Reading Through the Bible, Saturday, June 4. Psalms 27-30

    “God never closes one door but what he opens another.”

    Or so we’re told.

    Often, however, the hallway between the two is long, dark and foreboding.

    Fully one third of the Psalms mention “enemies” of the psalmist, and Psalm 27 is one of those.  The situation is only briefly mentioned.  The writer finds himself in a tough spot because he’s been falsely accused.  From the prayer itself, it’s obvious that the accusation is a serious matter.  Resolution can go either way, and the writer takes his predicament to God.

    God is his light, his rescue, and his protection.  We take light for granted.  Flip a switch, and you’re good to go.  Power out?  Use a flashlight.  No flashlight?  Turn on your cell phone.  But to ancient people, light was always a fading commodity and absolute darkness filled half a day.  It’s why God is described as “light.”  He’s the path forward.

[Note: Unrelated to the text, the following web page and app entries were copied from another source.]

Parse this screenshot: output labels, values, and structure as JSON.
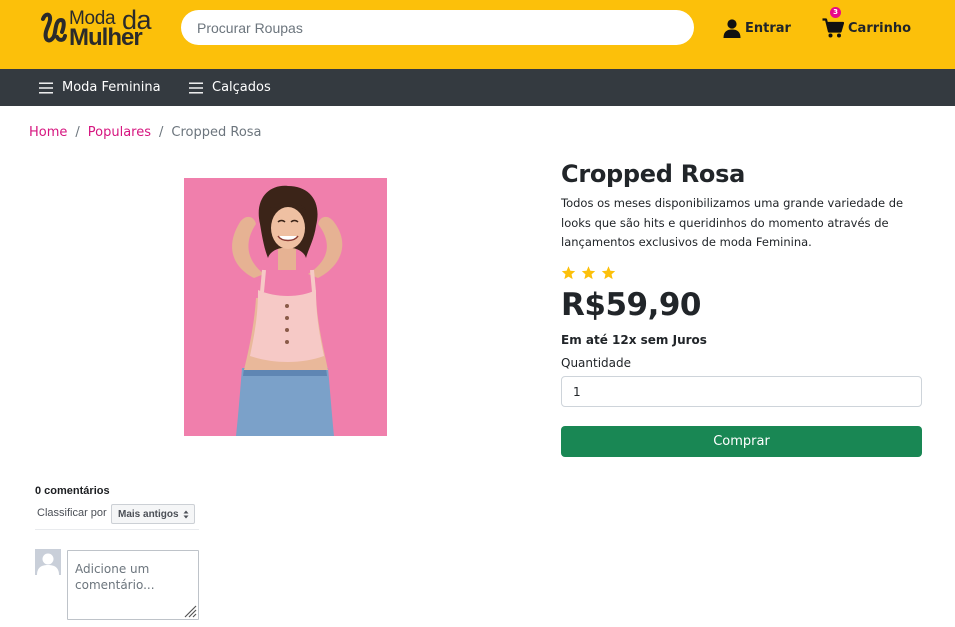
{
  "header": {
    "logo": {
      "line1": "Moda",
      "line2": "da",
      "line3": "Mulher"
    },
    "search_placeholder": "Procurar Roupas",
    "login_label": "Entrar",
    "cart_label": "Carrinho",
    "cart_count": "3"
  },
  "nav": {
    "items": [
      {
        "label": "Moda Feminina",
        "icon": "menu-icon"
      },
      {
        "label": "Calçados",
        "icon": "menu-icon"
      }
    ]
  },
  "breadcrumb": {
    "items": [
      "Home",
      "Populares"
    ],
    "current": "Cropped Rosa",
    "separator": "/"
  },
  "product": {
    "title": "Cropped Rosa",
    "description": "Todos os meses disponibilizamos uma grande variedade de looks que são hits e queridinhos do momento através de lançamentos exclusivos de moda Feminina.",
    "rating": 3,
    "price": "R$59,90",
    "installments": "Em até 12x sem Juros",
    "quantity_label": "Quantidade",
    "quantity_value": "1",
    "buy_label": "Comprar"
  },
  "comments": {
    "count_label": "0 comentários",
    "sort_label": "Classificar por",
    "sort_value": "Mais antigos",
    "input_placeholder": "Adicione um comentário..."
  },
  "colors": {
    "header_bg": "#fcc00a",
    "nav_bg": "#343a40",
    "link": "#d6157f",
    "buy_button": "#198754",
    "star": "#fcc00a",
    "badge": "#e8078a",
    "product_bg": "#f07fac"
  }
}
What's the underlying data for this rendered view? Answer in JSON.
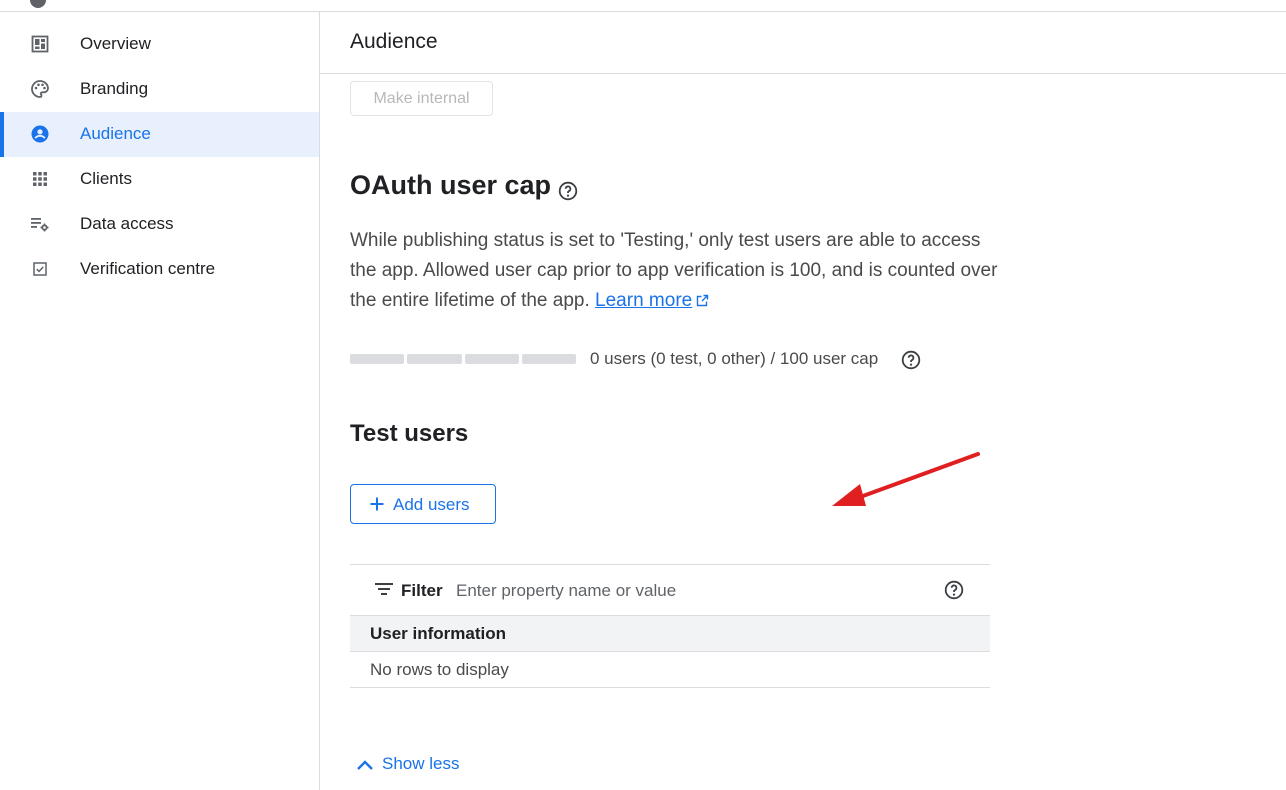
{
  "sidebar": {
    "items": [
      {
        "label": "Overview",
        "icon": "dashboard-icon"
      },
      {
        "label": "Branding",
        "icon": "palette-icon"
      },
      {
        "label": "Audience",
        "icon": "account-circle-icon",
        "active": true
      },
      {
        "label": "Clients",
        "icon": "grid-icon"
      },
      {
        "label": "Data access",
        "icon": "data-settings-icon"
      },
      {
        "label": "Verification centre",
        "icon": "checkbox-icon"
      }
    ]
  },
  "main": {
    "title": "Audience",
    "make_internal_label": "Make internal",
    "oauth": {
      "title": "OAuth user cap",
      "description": "While publishing status is set to 'Testing,' only test users are able to access the app. Allowed user cap prior to app verification is 100, and is counted over the entire lifetime of the app.",
      "learn_more": "Learn more",
      "cap_text": "0 users (0 test, 0 other) / 100 user cap",
      "cap_fraction": 0.0
    },
    "test_users": {
      "title": "Test users",
      "add_users_label": "Add users",
      "filter_label": "Filter",
      "filter_placeholder": "Enter property name or value",
      "column_header": "User information",
      "empty_text": "No rows to display"
    },
    "show_less_label": "Show less"
  },
  "colors": {
    "accent": "#1a73e8",
    "active_bg": "#e8f0fe",
    "annotation_arrow": "#e02020"
  }
}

    The psalmist does not believe God will empower him to overcome his accusers.  The situation is beyond that kind of help.  What he needs, and believes God will provide, is personal intervention.  He expects rescue in the here and now, the “land of the living.”

    The psalm ends without resolution.  We don’t know the end of the story.  Neither did David.  But whatever the end, he placed his hope in God, and provides a prayer for all those who travel a dark hallway in life.